Problems worthy of attack prove their worth by hitting back. —Piet Hein

Wednesday, 30 January 2008

Hadoop and Log File Analysis

I've always thought that Hadoop is a great fit for analyzing log files (I even wrote an article about it). The big win is that you can write ad hoc MapReduce queries against huge datasets and get results in minutes or hours. So I was interested to read Stu Hood's recent post about using Hadoop to analyze email log data:
Here at Mailtrust, Rackspace’s mail division, we are taking advantage of Hadoop to help us wrangle several hundred gigabytes of email log data that our mail servers generate each day. We’ve built a great tool for our support team that lets them search mail logs in order to troubleshoot problems for customers. Until recently, this log search and storage system was centered around a traditional relational database, which worked fine until the exponential growth in the volume of our dataset overcame what a single machine could cope with. The new logging backend we’ve developed based on Hadoop gives us virtually unlimited scalability.
The best bit was when they wrote a MapReduce query to find the geographic distribution of their users.
This data was so useful that we’ve scheduled the MapReduce job to run monthly and we will be using this data to help us decide which Rackspace data centers to place new mail servers in as we grow.
It's great when a technology has the ability to make such a positive contribution to your business. In Doug Cutting's words, it is "transformative".

Can we take this further? It seems to me that there is a gap in the market for an open source web traffic analysis tool. Think Google Analytics where you can write your own queries. I wonder who's going to build such a thing?

Wednesday, 16 January 2008

Hadoop is now an Apache Top Level Project

Doug Cutting just reported on the Hadoop lists that the Apache board voted this morning (US time) to make Hadoop a TLP. Until now it has been a Lucene subproject, which made sense when Hadoop was broken out from the Nutch codebase two years ago. Since then Hadoop has grown dramatically. This change will make it possible for a number of associated projects - such as HBase and Pig - to become Hadoop subprojects in their own right. (There are more details in the original discussion.)

Thanks for looking after us Lucene - it's been a great time so far and we'll keep in touch!

Sunday, 13 January 2008

MapReduce, Map Reduce, Map/Reduce or Map-Reduce?

Although I've seen the other variants (and used some of them myself), Google call it "MapReduce", so that seems like the right thing to call it to me, since they invented it. The usage figures seem to back up this conclusion. "MapReduce" (no space) has 87,000 Google hits, while "Map Reduce" (with space) has only 50,200, and the latter includes "Map/Reduce" and "Map-Reduce" variants, since Google (and search engines in general) ignore punctuation.

In this age of case sensitivity and camel case one has to watch out for these things. In fact, I've only just realised that the Hadoop database is called "HBase", not "Hbase". The curse of wiki names. And the logo doesn't help either - it's all caps!

Monday, 7 January 2008

Casual Large Scale Data Processing

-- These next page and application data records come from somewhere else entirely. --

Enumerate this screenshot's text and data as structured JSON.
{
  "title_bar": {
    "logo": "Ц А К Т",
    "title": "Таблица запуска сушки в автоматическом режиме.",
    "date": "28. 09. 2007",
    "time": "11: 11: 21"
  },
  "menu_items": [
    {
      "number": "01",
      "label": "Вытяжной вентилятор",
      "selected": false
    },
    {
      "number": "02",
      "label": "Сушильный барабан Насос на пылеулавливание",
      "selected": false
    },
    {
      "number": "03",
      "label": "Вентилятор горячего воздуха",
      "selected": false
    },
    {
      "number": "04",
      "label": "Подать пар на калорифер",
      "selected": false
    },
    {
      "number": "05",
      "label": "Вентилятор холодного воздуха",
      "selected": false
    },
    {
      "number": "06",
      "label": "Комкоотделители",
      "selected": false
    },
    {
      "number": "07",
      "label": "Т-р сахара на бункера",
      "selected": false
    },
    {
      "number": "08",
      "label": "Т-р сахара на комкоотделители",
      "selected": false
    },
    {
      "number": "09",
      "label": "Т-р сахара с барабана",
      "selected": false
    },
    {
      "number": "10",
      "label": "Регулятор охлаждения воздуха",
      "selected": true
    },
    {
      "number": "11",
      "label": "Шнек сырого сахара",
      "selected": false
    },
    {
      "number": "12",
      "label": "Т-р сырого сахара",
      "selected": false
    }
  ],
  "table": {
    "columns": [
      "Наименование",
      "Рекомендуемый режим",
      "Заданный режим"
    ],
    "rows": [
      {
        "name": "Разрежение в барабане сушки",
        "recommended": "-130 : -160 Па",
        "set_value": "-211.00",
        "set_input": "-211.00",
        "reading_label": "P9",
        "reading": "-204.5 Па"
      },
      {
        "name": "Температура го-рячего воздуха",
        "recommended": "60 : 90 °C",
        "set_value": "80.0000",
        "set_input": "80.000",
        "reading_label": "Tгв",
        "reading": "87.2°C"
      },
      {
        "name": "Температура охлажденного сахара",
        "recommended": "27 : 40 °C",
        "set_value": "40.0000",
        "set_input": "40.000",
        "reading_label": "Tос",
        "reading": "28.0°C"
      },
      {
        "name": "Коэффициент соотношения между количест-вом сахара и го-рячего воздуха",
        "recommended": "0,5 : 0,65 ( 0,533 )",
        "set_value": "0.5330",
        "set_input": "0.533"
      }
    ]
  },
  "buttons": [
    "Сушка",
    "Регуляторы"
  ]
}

I think Greg Linden hits the nail on the head when he says of MapReduce at Google:
What is so remarkable about this is how casual it makes large scale data processing. Anyone at Google can write a MapReduce program that uses hundreds or thousands of machines from their cluster. Anyone at Google can process terabytes of data. And they can get their results back in about 10 minutes, so they can iterate on it and try something else if they didn't get what they wanted the first time.
I think this is a good way of looking at what Hadoop is trying to achieve - to make large scale data processing as natural as small scale data processing. Hadoop can provide infrastructure to do this, but there is also a need for open datasets that are MapReducable. Imagine if I could run a MapReduce program against Google's web crawl database, Amazon's sales data or Facebook's social graph.